For each line below, check for "this"; give only the total of lines where it occurs.

(The records)

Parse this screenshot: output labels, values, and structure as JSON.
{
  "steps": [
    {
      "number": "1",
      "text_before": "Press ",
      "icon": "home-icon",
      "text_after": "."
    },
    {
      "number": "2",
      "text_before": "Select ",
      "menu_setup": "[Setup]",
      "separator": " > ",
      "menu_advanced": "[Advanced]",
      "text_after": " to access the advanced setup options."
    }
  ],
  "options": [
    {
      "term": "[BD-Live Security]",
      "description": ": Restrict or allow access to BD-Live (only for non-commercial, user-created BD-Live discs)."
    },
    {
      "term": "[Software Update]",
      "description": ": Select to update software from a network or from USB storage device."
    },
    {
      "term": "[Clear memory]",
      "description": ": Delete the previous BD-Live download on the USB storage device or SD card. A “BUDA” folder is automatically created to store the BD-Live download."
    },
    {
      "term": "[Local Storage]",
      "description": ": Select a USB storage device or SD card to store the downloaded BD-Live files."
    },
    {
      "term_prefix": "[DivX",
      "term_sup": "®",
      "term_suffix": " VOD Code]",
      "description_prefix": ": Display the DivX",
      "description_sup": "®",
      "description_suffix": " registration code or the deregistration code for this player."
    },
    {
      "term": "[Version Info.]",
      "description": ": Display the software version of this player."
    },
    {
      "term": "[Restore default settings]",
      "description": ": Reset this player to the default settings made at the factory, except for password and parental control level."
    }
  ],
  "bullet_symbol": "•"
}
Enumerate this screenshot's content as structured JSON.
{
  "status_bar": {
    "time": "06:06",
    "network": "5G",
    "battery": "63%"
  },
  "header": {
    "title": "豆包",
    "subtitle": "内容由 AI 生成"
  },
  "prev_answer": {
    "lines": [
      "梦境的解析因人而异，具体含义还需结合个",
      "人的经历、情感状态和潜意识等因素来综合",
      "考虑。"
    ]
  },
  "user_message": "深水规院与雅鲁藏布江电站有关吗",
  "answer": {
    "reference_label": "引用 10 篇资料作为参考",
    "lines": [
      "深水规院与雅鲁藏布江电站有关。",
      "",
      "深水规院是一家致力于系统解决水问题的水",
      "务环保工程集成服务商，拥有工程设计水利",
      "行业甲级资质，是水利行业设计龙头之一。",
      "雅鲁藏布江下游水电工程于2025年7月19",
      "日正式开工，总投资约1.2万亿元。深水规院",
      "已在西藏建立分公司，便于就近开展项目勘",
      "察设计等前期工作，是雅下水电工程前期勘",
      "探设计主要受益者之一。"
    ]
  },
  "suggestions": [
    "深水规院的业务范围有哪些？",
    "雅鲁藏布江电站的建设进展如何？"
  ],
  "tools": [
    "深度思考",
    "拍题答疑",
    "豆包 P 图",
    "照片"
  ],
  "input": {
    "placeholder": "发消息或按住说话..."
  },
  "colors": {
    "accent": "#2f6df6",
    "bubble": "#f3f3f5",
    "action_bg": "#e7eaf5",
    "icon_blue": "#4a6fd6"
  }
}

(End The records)

▶ Response area:
5